Goodman sees many people that he is acquainted with at the ceremony from his church and community, but doesn't spot his wife anywhere. This gives him hope again, which could herald a return his faith. Goodman Brown still doesn't realize that he is part of the sin that he detests. As the ritual commences, he steps forward, unable to control himself from coming into the service with the devil. After the sermon, Goodman Brown sees Faith and tells her to resist the evil they are consorting with and look towards heaven. 

The reader is left to decide if Faith actually proceeded with the ceremony, because Goodman Brown goes into a deep sleep. He awakens the following morning and heads home. He sees his wife skipping towards him but sternly passes her by. We are left to speculate on whether the witches' meeting was reality, or all part of a dream.

There is a lot of intentional obscurity in this tale, some of it seemingly contradictory. One example is Goodman's wife being named Faith, and the fact that he must have faith in her at the end when he doesn't know whether or not what he witnessed was real. The pink ribbons are a symbol of innocence, yet there is the possibility that Faith was being inducted into witchcraft.

Symbolic colors, names, etc. are used to add descriptions and imply details about the characters and their environments. The names of two of the main figures, Goodman and Faith, are Puritan-period titles that imply their nature, at least at certain points in the story. The very setting of the tale, in Salem, speaks volumes due to the fact that it was host to witchcraft (or at least suspicions of it taking place) in reality. The ribbon in faith's cap being pink represents a sort of feminine innocence. The sky in the forest is described as black, foreshadowing evil closing in as it blurs Brown's view of the heavens above. The black veil that the Minister wears is symbol of sin that obscures the true nature of people from each other, especially within close relationships.

From a moral objective, Young Goodman Brown has had his faith shaken. Every person he respects from his community has been discovered to have a dark secret. He is in extreme conflict over his own nature and beliefs, and doesn't know who he can trust. He doesn't dare to speak of though, for he might be thought of as crazy.
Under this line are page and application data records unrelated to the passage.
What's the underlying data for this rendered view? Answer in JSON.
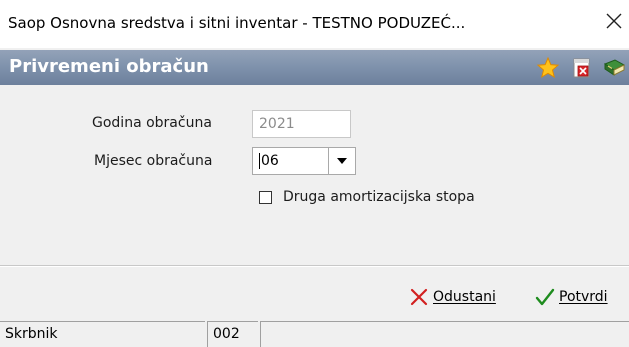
{
  "window": {
    "title": "Saop Osnovna sredstva i sitni inventar - TESTNO PODUZEĆ..."
  },
  "form": {
    "title": "Privremeni obračun",
    "header_icons": [
      "star-icon",
      "pdf-document-icon",
      "book-exit-icon"
    ]
  },
  "fields": {
    "year_label": "Godina obračuna",
    "year_value": "2021",
    "month_label": "Mjesec obračuna",
    "month_value": "06",
    "alt_rate_label": "Druga amortizacijska stopa",
    "alt_rate_checked": false
  },
  "buttons": {
    "cancel_label": "Odustani",
    "confirm_label": "Potvrdi"
  },
  "status": {
    "user": "Skrbnik",
    "code": "002",
    "info": ""
  },
  "colors": {
    "header_bar": "#7b8da8",
    "cancel_x": "#d22020",
    "confirm_check": "#1e8c1e"
  }
}
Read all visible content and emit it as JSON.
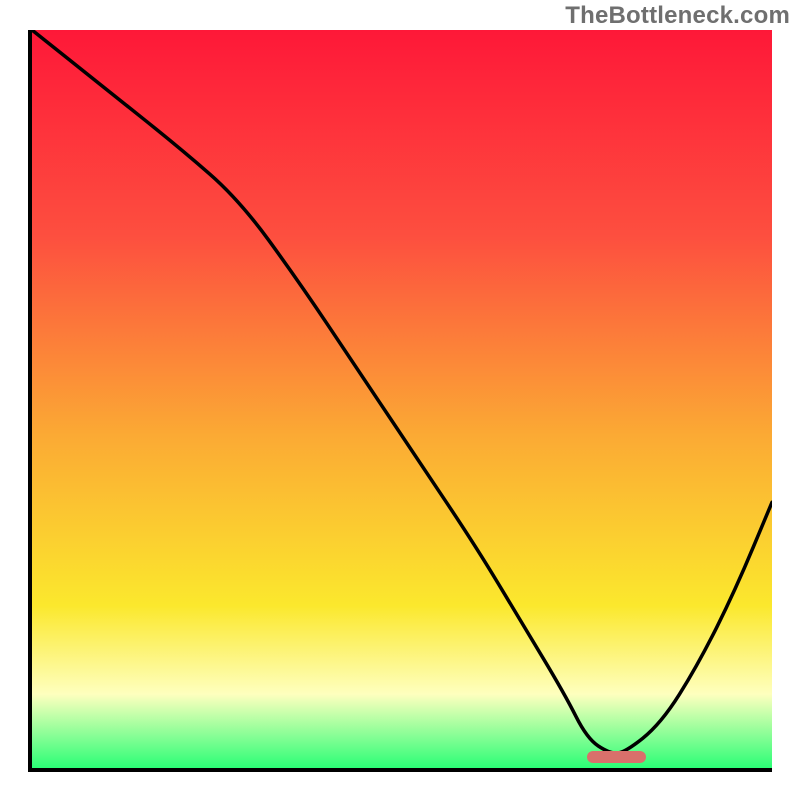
{
  "watermark": "TheBottleneck.com",
  "colors": {
    "gradient_top": "#fe1838",
    "gradient_upper_mid": "#fd4f3f",
    "gradient_mid": "#fbaa34",
    "gradient_lower_mid": "#fbe82d",
    "gradient_lower": "#feffbe",
    "gradient_bottom": "#2bfe76",
    "curve": "#000000",
    "marker": "#d9706b",
    "axis": "#000000"
  },
  "chart_data": {
    "type": "line",
    "title": "",
    "xlabel": "",
    "ylabel": "",
    "xlim": [
      0,
      100
    ],
    "ylim": [
      0,
      100
    ],
    "series": [
      {
        "name": "bottleneck-curve",
        "x": [
          0,
          10,
          20,
          28,
          36,
          44,
          52,
          60,
          66,
          72,
          75,
          78,
          80,
          85,
          90,
          95,
          100
        ],
        "values": [
          100,
          92,
          84,
          77,
          66,
          54,
          42,
          30,
          20,
          10,
          4,
          2,
          2,
          6,
          14,
          24,
          36
        ]
      }
    ],
    "annotations": [
      {
        "name": "optimal-marker",
        "x_start": 75,
        "x_end": 83,
        "y": 1.5
      }
    ],
    "background_gradient_stops": [
      {
        "offset": 0.0,
        "color": "#fe1838"
      },
      {
        "offset": 0.28,
        "color": "#fd4f3f"
      },
      {
        "offset": 0.55,
        "color": "#fbaa34"
      },
      {
        "offset": 0.78,
        "color": "#fbe82d"
      },
      {
        "offset": 0.9,
        "color": "#feffbe"
      },
      {
        "offset": 1.0,
        "color": "#2bfe76"
      }
    ]
  }
}
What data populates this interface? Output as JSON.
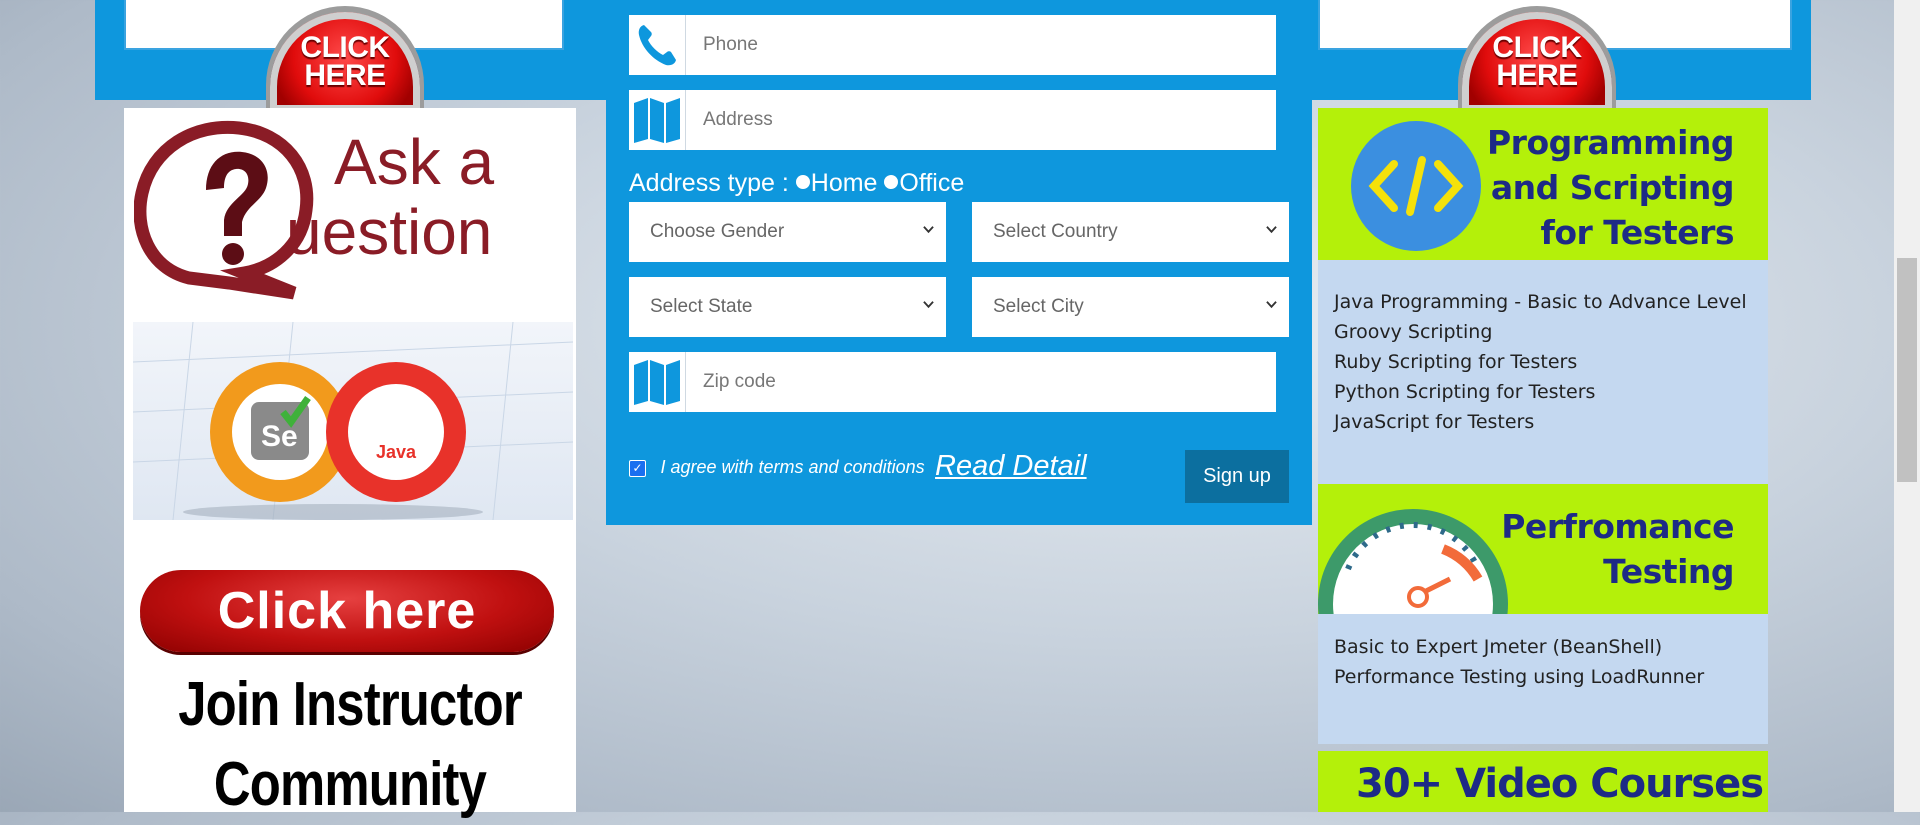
{
  "banner": {
    "left_click_label_1": "CLICK",
    "left_click_label_2": "HERE",
    "right_click_label_1": "CLICK",
    "right_click_label_2": "HERE"
  },
  "form": {
    "phone_placeholder": "Phone",
    "address_placeholder": "Address",
    "address_type_label": "Address type :",
    "address_type_options": [
      "Home",
      "Office"
    ],
    "gender_select": "Choose Gender",
    "country_select": "Select Country",
    "state_select": "Select State",
    "city_select": "Select City",
    "zip_placeholder": "Zip code",
    "terms_text": "I agree with terms and conditions",
    "terms_checked": true,
    "read_detail_link": "Read Detail",
    "signup_button": "Sign up",
    "panel_color": "#0e97dd",
    "signup_color": "#0c6f9f"
  },
  "left_sidebar": {
    "ask_line1": "Ask a",
    "ask_line2": "uestion",
    "selenium_badge": "Se",
    "java_badge": "Java",
    "click_here": "Click here",
    "join_line1": "Join Instructor",
    "join_line2": "Community"
  },
  "right_sidebar": {
    "programming": {
      "title_lines": [
        "Programming",
        "and Scripting",
        "for Testers"
      ],
      "icon_text": "</>",
      "courses": [
        "Java Programming - Basic to Advance Level",
        "Groovy Scripting",
        "Ruby Scripting for Testers",
        "Python Scripting for Testers",
        "JavaScript for Testers"
      ]
    },
    "performance": {
      "title_lines": [
        "Perfromance",
        "Testing"
      ],
      "gauge_min": "0",
      "gauge_max": "100",
      "courses": [
        "Basic to Expert Jmeter (BeanShell)",
        "Performance Testing using LoadRunner"
      ]
    },
    "video_courses": "30+ Video Courses"
  }
}
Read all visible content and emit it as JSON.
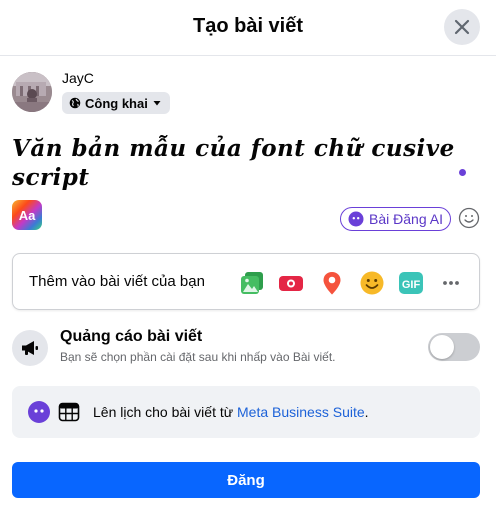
{
  "dialog": {
    "title": "Tạo bài viết"
  },
  "user": {
    "name": "JayC",
    "privacy_label": "Công khai"
  },
  "composer": {
    "text": "Văn bản mẫu của font chữ cusive script",
    "text_bg_button_label": "Aa",
    "ai_button_label": "Bài Đăng AI"
  },
  "add_to_post": {
    "label": "Thêm vào bài viết của bạn",
    "icons": [
      "photo-video-icon",
      "live-video-icon",
      "location-pin-icon",
      "feeling-icon",
      "gif-icon",
      "more-icon"
    ],
    "gif_label": "GIF"
  },
  "ads": {
    "title": "Quảng cáo bài viết",
    "subtitle": "Bạn sẽ chọn phần cài đặt sau khi nhấp vào Bài viết.",
    "toggle_on": false
  },
  "schedule": {
    "text": "Lên lịch cho bài viết từ ",
    "link": "Meta Business Suite",
    "suffix": "."
  },
  "actions": {
    "post_label": "Đăng"
  },
  "colors": {
    "primary": "#0866ff",
    "ai_purple": "#6a40d8",
    "link": "#1d62d8",
    "photo": "#45bd62",
    "live": "#e42645",
    "location": "#f5533d",
    "feeling": "#f7b928",
    "gif": "#3bc4b8"
  }
}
The main character is compelling from a literary perspective in that he is both round and also a static protagonist. He is changed by his ordeal, whether it was reality or a dream, but this change wasn't really a progression, because he didn't make any personal change for the better. He shied away from his faith, which is all that could have delivered him out of his dark end.

Goodman Brown ultimately represents mankind in that, like him, we all have to deal with evil and misguiding disillusionments in our lives. We also must reconcile with our own and each others imperfections. We all have to hold on to faith and hope, lest we end up like Goodman Brown, without an epithet on our tombstone. The story of Young Goodman Brown is a classic mirror of a Garden of Eden- type narrative that illustrates the Puritan understanding of the nature of evil and of righteousness. Goodman Brown has his own faith, a church community, and a wife, but those things collectively were not sufficient for him to be able to resist real evil, or even basic human nature. Goodman Brown portrays innocence and vulnerability as he devolves from faith in the inherent good in people into believing that Satan's influence has perforated the hearts of the community people he cares for. Brown searched for answers and received them through the seductions and revelations of Satan and from observing his fellow men and women. Even the fact that Goodman Brown is inclined to go into the wilderness when he knows what could transpire there is an implication of the weakness and transparency in the hearts of even the most faithful. He went from being a positive person to miserable, faithless man because he discovered the true nature of the people whom he once believed to be good and upright. The public perspective of a person is rarely the reality of the person in their heart.